The structural framing under your roof will determine if you can add an attic room.  Rafters, internal beams extending from the peak of the roof to its eaves, provide a center open space that you can easily remodel.  Trusses, W-shaped framing that supports the roof, make it harder to achieve room you want.  You might have to cut through, shore up, and alter the very structures that are holding your roof up.  If you have trusses, you’ll be better off looking for other areas in your house to expand.

Extending Systems to Your Attic Conversion

Electrical: You will need to determine if your electric panel has room for additional breakers and can handle the increased load of an attic conversion.

Plumbing:   If you are planning a master suite with a bathroom, it’s a good idea to locate the new bathroom close to the main stack. This reduces the length of pipe you’ll run between sink-shower-toilet drains and the stack, which will cut costs.

HVAC:   Will your forced air blower move enough air to both heat and cool your attic conversion? If it doesn’t, electric baseboard heating and a window air conditioner may suffice. This is information that the electrician will need to know to determine the total electrical requirements.

Gaining Access

An attic conversion requires a standard staircase to meet code.  Adding a staircase will take up space in a room below the attic, so consider converting a closet. You may be able to regain that storage space by using space under the new staircase.


How does a space that reaches sweltering heat in the summer and freezing temperatures in the winter transform to your new living space? Insulation!!!  The cost of insulating will also need to be figured into your attic conversion.

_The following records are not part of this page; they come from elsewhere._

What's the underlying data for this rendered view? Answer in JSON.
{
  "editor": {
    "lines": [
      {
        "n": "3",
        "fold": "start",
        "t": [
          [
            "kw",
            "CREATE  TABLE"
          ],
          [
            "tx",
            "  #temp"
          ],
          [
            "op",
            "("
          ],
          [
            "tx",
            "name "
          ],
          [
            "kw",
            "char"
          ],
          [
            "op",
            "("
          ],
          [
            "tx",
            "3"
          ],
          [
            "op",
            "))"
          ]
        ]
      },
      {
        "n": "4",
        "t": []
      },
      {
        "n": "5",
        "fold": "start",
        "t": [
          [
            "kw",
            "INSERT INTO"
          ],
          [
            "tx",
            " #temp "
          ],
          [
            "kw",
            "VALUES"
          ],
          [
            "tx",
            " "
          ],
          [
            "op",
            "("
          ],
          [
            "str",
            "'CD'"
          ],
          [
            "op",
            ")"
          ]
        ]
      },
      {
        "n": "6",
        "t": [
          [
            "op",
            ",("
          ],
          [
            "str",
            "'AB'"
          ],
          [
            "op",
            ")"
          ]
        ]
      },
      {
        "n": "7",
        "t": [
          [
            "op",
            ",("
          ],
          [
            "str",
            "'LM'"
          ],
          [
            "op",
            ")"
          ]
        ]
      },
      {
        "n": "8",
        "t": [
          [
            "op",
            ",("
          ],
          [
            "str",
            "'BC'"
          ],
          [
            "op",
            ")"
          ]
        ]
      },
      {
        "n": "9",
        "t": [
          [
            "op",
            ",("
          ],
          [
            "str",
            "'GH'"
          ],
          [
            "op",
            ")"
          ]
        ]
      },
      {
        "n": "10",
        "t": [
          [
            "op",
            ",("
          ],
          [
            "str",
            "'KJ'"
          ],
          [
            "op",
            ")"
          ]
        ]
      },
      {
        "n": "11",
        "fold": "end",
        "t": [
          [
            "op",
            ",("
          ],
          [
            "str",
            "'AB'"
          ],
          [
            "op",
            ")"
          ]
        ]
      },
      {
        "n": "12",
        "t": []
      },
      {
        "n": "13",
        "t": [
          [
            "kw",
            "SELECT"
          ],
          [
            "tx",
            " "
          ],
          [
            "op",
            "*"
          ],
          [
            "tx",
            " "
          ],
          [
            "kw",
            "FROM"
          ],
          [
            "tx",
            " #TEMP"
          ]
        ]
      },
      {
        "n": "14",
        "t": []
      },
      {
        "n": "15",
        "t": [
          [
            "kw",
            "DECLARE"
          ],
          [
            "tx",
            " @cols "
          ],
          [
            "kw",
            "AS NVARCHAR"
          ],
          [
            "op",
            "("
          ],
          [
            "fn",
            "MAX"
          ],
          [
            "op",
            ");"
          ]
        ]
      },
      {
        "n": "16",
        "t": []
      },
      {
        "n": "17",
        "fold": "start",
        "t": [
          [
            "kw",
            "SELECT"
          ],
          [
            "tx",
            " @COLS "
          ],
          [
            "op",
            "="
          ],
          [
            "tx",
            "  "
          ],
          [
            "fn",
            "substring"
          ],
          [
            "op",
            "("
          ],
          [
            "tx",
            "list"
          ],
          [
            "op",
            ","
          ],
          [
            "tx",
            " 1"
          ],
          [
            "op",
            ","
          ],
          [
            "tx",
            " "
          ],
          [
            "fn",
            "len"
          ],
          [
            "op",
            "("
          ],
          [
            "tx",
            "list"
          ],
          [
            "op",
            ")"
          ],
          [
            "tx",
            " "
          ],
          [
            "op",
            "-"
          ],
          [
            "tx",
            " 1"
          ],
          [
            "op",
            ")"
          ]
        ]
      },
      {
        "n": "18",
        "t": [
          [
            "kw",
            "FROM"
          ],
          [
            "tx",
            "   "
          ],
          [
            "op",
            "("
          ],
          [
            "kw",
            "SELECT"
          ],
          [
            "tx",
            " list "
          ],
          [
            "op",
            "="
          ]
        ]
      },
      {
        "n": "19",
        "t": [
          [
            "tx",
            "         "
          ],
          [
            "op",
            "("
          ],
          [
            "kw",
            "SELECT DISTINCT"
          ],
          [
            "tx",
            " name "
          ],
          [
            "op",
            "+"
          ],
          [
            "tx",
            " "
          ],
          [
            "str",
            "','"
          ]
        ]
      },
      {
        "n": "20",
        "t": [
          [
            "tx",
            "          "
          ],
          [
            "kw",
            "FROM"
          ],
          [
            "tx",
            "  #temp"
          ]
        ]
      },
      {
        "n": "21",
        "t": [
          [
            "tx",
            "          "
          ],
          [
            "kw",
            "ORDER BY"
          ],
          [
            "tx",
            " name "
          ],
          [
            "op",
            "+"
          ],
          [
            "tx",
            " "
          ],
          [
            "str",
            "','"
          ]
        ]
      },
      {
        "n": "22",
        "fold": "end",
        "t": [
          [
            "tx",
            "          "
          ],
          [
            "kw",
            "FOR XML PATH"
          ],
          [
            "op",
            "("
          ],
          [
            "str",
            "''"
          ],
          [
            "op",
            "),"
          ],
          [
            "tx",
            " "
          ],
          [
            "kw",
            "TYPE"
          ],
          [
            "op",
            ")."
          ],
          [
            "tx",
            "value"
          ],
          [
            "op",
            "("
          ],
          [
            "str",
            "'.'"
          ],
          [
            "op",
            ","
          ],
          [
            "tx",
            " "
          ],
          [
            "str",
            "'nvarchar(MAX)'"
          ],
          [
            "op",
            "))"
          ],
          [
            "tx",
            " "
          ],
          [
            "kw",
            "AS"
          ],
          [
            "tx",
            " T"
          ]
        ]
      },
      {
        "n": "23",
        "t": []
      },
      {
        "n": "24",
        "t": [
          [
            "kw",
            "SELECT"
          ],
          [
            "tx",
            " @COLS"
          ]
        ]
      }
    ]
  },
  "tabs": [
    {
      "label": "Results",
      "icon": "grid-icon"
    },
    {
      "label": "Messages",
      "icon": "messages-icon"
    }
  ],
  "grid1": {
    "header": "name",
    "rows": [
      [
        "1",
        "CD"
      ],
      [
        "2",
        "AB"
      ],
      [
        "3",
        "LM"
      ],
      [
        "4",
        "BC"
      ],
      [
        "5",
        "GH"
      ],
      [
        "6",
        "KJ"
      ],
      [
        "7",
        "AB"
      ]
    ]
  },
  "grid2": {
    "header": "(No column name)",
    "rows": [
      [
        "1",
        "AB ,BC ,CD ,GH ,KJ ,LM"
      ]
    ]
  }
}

If you can overcome these obstacles, attic conversions hold tremendous appeal for homeowners seeking more living space under their own roof.